I decided to use a search engine that respects the privacy of its uses, so I stick with DuckDuckGo.

The number of information indexed in DuckDuckGo about this particular website was already impressive. As, when finished migration, I maintained most of the important links to the content, I avoided too many 404 errors.

Maybe in the future, I will decide to integrate some different approaches, like this: In-Page Filtered Search With Vanilla JavaScript. For now, I ticked off this from my list.

After some feedback from users, I implemented search natively in Hugo using JavaScript as per post A simple javascript based full text search function in Hugo community. Now everybody is happy and can call this done!

  • - Done!


The reason behind the popularity of WordPress is a fact, that if you knew how to use Word or any other text processing software (like Pages on macOS), then you knew how to add and edit content in a user-friendly editor right from your web browser.
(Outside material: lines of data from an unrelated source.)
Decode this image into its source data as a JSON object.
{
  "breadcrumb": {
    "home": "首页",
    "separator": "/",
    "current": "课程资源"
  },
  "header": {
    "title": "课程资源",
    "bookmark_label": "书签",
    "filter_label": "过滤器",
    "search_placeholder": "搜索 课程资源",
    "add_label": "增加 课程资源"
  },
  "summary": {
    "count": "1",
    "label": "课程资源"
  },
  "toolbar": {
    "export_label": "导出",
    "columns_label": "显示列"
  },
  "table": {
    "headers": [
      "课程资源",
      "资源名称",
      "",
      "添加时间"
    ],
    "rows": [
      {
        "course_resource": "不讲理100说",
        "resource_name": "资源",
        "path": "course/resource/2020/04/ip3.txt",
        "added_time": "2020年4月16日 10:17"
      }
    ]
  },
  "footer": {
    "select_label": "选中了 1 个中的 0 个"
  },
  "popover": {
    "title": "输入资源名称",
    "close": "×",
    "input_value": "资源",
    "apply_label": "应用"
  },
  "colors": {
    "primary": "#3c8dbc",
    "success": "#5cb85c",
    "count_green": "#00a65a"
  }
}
I was in this migration project a bit forward-thinking, where I don’t need to.

I want to be sure, that if somebody in the company would like to add something to the website, they will be able to do this easily without teaching them again how to do this and that. But, as I have been mainly responsible for publishing content of the website (with the cooperation of others who advise the content and helped to make it “readable”) it was not necessary to concentrate on that solution only for one person - me.

As the content of the website is provided in widely readable Markdown format, this can be edited in any compatible app. I can send a markdown file for correction and get it back without the need of introducing something new, something that I will need to explain how to use.

At the end (or rather at the beginning) when I finished building the site with Hugo, I decided to do not to look into that.

However, when the need will come, I got an open option to try and implement into the site. That’s Netlify CMS and it’s integrating nicely with Hugo.

Netlify is not only serving our website, they can do a lot more. Overall if you will look at their website you will hardly say that this is a place where you can publish a website, but more likely an app or more complicated project.

They are developing quickly, but competition as well.

It will take some time before I will see the need for CMS so why waste my precious time? That leads me to the end.

  • - “done”.

Here is a comparison between WordPress and Hugo after finishing the migration process.

Plugins168.4 MB0 MB
Theme6.8 MB0.61 MB
Content0 MB10.49 MB
Uploads952.2 MB133.8 MB
Other55.6 MB94.4 MB
Database31.30 MB0 MB2
Hosting cost£239.88 (£0 (zero, GitHub/Netlify)

A fully loaded website, according to Waterfall in GT Metrix, took 1.1MB of data with WordPress whereas with Hugo it’s only 35% of that!

  1. Content is stored in a database. ↩︎

  2. Hugo does not store content in the database but markdown files. ↩︎